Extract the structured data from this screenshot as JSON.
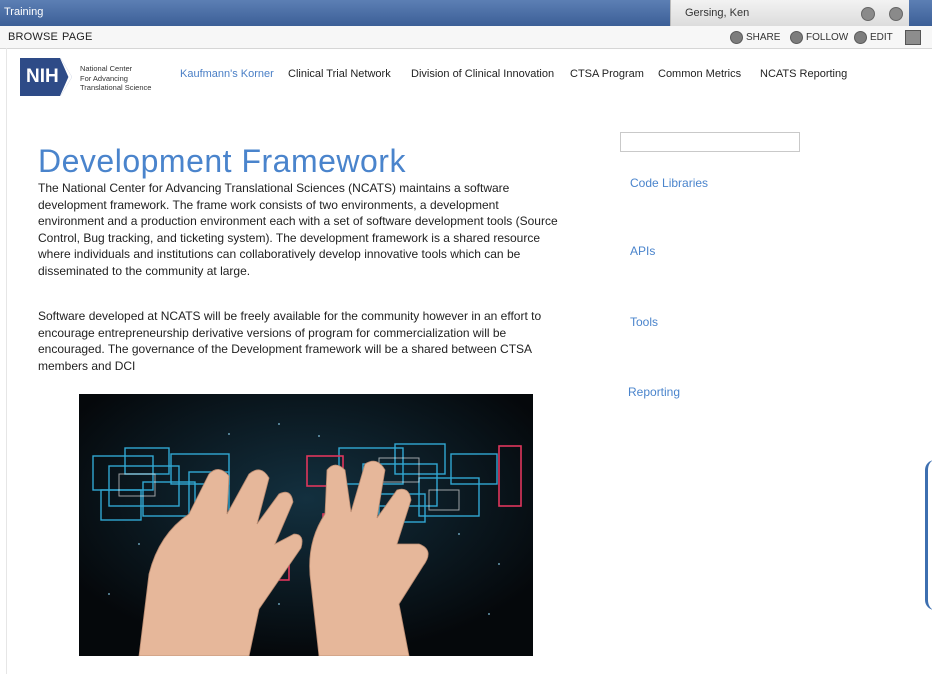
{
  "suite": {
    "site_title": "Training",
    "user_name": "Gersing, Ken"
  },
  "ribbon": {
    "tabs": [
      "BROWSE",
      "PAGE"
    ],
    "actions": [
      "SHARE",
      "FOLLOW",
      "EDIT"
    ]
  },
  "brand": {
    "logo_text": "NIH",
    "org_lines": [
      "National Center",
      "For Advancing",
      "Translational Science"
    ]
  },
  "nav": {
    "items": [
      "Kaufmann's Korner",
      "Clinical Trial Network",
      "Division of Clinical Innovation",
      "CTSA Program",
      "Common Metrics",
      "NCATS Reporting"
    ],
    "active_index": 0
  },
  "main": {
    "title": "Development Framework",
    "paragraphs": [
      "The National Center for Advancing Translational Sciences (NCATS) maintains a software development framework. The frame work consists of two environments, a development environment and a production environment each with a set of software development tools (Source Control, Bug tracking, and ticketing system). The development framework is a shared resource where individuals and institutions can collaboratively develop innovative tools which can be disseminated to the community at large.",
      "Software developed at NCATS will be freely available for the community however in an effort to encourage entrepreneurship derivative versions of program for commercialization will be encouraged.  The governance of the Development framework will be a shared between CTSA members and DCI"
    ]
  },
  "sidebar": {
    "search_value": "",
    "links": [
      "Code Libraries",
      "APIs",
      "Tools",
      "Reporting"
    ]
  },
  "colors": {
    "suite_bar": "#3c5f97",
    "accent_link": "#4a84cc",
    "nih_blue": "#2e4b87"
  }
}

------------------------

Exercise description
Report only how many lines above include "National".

Reply to the exercise
2